> _WHAT TO PRODUCE_
Below are records; repeat them all exactly.

> _RECORDS PROVIDED_
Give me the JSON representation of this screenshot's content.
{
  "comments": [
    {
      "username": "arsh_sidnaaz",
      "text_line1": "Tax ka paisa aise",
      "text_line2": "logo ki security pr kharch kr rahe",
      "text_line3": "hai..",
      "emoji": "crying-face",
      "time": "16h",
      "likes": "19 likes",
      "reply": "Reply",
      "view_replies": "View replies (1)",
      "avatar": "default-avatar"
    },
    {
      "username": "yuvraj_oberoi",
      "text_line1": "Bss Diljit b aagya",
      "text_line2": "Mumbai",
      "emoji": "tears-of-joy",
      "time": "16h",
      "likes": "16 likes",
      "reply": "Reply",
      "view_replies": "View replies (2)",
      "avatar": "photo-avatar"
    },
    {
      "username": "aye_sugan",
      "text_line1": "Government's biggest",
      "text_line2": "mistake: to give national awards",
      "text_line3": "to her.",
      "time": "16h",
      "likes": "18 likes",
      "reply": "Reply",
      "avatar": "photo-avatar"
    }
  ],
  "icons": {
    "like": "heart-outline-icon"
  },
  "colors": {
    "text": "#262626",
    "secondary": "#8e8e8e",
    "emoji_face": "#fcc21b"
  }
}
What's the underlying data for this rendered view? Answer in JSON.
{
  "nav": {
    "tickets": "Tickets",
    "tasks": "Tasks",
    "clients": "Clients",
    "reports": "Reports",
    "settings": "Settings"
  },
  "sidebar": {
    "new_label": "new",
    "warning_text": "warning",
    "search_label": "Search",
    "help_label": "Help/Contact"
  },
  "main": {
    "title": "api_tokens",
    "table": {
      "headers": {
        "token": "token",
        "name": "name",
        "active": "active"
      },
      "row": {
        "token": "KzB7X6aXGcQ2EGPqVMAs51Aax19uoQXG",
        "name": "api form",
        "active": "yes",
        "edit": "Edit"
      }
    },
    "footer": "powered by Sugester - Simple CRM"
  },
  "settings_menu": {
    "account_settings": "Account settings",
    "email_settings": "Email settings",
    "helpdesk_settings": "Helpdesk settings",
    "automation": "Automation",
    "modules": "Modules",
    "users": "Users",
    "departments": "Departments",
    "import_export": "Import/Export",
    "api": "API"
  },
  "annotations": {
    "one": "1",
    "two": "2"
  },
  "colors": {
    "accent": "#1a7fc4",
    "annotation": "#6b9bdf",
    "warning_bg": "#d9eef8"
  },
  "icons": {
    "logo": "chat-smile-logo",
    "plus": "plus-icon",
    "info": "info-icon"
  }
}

> _ANSWER SECTION_
Give me the JSON representation of this screenshot's content.
{
  "comments": [
    {
      "username": "arsh_sidnaaz",
      "text_line1": "Tax ka paisa aise",
      "text_line2": "logo ki security pr kharch kr rahe",
      "text_line3": "hai..",
      "emoji": "crying-face",
      "time": "16h",
      "likes": "19 likes",
      "reply": "Reply",
      "view_replies": "View replies (1)",
      "avatar": "default-avatar"
    },
    {
      "username": "yuvraj_oberoi",
      "text_line1": "Bss Diljit b aagya",
      "text_line2": "Mumbai",
      "emoji": "tears-of-joy",
      "time": "16h",
      "likes": "16 likes",
      "reply": "Reply",
      "view_replies": "View replies (2)",
      "avatar": "photo-avatar"
    },
    {
      "username": "aye_sugan",
      "text_line1": "Government's biggest",
      "text_line2": "mistake: to give national awards",
      "text_line3": "to her.",
      "time": "16h",
      "likes": "18 likes",
      "reply": "Reply",
      "avatar": "photo-avatar"
    }
  ],
  "icons": {
    "like": "heart-outline-icon"
  },
  "colors": {
    "text": "#262626",
    "secondary": "#8e8e8e",
    "emoji_face": "#fcc21b"
  }
}
What's the underlying data for this rendered view? Answer in JSON.
{
  "nav": {
    "tickets": "Tickets",
    "tasks": "Tasks",
    "clients": "Clients",
    "reports": "Reports",
    "settings": "Settings"
  },
  "sidebar": {
    "new_label": "new",
    "warning_text": "warning",
    "search_label": "Search",
    "help_label": "Help/Contact"
  },
  "main": {
    "title": "api_tokens",
    "table": {
      "headers": {
        "token": "token",
        "name": "name",
        "active": "active"
      },
      "row": {
        "token": "KzB7X6aXGcQ2EGPqVMAs51Aax19uoQXG",
        "name": "api form",
        "active": "yes",
        "edit": "Edit"
      }
    },
    "footer": "powered by Sugester - Simple CRM"
  },
  "settings_menu": {
    "account_settings": "Account settings",
    "email_settings": "Email settings",
    "helpdesk_settings": "Helpdesk settings",
    "automation": "Automation",
    "modules": "Modules",
    "users": "Users",
    "departments": "Departments",
    "import_export": "Import/Export",
    "api": "API"
  },
  "annotations": {
    "one": "1",
    "two": "2"
  },
  "colors": {
    "accent": "#1a7fc4",
    "annotation": "#6b9bdf",
    "warning_bg": "#d9eef8"
  },
  "icons": {
    "logo": "chat-smile-logo",
    "plus": "plus-icon",
    "info": "info-icon"
  }
}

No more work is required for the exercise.